[Items from an interface collection]

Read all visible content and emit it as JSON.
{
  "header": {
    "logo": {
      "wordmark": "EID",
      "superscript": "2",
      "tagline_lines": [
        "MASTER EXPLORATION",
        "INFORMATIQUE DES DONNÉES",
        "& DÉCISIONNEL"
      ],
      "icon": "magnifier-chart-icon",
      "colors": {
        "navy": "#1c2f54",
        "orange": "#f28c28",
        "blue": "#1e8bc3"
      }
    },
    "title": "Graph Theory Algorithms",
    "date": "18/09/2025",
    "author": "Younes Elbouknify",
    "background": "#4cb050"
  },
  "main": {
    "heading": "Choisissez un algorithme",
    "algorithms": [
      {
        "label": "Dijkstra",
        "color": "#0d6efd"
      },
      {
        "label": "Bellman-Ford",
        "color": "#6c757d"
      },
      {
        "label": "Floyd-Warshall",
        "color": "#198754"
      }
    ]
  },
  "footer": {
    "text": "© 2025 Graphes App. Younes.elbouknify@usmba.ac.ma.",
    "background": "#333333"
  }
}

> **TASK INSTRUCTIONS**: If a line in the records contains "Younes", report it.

> **SOLUTION TO THIS TASK**:
    "author": "Younes Elbouknify",
    "text": "© 2025 Graphes App. Younes.elbouknify@usmba.ac.ma.",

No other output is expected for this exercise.